> _WHAT YOU WILL DO_
Tally every line in the data that has the word "Clearing" and report only the total.

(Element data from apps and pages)
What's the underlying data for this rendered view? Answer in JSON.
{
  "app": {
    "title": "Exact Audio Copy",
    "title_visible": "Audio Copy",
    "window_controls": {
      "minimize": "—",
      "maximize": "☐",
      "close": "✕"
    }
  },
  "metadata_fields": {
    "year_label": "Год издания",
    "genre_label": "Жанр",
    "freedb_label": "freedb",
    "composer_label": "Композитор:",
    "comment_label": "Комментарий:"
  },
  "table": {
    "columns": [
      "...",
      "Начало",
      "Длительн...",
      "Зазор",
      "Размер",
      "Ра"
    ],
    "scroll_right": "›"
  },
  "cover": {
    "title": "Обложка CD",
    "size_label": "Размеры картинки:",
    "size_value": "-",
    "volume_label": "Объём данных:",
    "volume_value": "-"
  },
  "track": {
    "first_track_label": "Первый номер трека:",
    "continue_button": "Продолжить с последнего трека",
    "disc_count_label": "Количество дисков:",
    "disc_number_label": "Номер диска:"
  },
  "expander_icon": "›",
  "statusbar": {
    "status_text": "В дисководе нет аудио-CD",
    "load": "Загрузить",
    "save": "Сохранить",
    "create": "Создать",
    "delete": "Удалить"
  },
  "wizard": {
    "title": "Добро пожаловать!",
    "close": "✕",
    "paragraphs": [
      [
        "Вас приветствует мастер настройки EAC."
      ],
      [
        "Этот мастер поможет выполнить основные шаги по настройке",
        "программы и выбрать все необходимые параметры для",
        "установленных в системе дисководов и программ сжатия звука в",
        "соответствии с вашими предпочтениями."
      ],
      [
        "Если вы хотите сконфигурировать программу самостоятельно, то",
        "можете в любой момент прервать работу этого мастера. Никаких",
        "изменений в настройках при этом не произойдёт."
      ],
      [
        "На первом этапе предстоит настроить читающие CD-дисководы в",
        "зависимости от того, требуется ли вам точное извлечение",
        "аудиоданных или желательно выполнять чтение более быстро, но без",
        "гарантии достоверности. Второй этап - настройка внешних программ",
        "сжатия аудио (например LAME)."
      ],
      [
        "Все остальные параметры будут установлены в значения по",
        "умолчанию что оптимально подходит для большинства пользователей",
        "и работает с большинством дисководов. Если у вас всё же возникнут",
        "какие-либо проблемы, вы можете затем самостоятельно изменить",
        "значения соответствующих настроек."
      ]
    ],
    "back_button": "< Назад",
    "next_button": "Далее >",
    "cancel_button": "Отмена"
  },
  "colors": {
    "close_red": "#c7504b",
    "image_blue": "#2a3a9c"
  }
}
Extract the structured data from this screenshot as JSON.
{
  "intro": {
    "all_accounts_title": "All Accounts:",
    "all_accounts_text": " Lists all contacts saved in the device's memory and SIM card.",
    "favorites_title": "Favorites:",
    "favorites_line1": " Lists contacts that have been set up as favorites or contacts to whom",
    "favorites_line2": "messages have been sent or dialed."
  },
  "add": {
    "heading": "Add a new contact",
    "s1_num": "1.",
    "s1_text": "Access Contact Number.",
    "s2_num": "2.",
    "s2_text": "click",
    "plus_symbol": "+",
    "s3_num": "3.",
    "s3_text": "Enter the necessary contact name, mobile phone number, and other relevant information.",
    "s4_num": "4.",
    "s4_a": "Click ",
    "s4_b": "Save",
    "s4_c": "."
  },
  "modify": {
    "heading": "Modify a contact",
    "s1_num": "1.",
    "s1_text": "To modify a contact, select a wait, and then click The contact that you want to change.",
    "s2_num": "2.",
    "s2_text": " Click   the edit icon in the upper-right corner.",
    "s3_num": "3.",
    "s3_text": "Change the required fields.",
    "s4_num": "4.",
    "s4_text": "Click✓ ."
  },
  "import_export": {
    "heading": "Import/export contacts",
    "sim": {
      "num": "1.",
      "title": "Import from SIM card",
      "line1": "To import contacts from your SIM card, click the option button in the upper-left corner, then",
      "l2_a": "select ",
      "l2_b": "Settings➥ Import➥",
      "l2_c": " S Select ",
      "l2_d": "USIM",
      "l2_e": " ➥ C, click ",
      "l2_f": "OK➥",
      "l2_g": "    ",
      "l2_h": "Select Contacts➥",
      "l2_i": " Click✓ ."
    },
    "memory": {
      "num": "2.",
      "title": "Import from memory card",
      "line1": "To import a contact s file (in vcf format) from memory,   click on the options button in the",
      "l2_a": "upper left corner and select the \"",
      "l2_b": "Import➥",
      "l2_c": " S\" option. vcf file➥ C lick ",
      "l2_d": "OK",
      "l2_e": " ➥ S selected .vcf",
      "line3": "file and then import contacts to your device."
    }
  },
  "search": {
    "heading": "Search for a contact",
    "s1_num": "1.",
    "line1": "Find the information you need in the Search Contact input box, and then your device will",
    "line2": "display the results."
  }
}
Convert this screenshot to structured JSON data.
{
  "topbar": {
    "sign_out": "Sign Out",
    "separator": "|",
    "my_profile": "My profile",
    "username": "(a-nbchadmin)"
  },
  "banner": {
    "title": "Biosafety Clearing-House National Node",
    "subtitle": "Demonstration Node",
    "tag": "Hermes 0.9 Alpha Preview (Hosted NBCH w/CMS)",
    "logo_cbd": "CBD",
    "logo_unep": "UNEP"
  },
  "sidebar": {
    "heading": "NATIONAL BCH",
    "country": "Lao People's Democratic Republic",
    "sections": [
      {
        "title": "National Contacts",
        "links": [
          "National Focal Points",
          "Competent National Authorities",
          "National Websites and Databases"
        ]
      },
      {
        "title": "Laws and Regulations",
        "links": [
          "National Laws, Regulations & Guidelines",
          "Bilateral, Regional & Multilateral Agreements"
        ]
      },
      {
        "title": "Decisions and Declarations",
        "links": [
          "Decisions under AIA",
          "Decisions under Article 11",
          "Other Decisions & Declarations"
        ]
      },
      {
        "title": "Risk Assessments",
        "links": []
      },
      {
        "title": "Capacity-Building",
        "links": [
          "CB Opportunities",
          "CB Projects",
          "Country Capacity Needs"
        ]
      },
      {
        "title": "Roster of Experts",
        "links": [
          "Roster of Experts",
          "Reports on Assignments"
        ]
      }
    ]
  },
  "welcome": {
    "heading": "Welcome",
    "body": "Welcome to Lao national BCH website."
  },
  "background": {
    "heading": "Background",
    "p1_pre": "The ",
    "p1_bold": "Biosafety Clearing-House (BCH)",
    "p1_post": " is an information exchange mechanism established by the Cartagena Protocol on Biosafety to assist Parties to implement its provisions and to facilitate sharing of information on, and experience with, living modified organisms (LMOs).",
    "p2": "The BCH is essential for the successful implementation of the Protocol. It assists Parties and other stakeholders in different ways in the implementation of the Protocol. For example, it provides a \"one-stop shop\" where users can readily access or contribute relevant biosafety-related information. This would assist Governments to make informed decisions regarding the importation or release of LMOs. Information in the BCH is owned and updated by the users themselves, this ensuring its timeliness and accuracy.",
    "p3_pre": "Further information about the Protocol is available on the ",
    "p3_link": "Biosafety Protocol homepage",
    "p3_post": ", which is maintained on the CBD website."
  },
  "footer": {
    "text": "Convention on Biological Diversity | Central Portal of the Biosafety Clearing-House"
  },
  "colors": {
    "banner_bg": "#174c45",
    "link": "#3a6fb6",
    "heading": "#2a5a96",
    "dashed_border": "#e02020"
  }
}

> _REPLY TO THE TASK_
3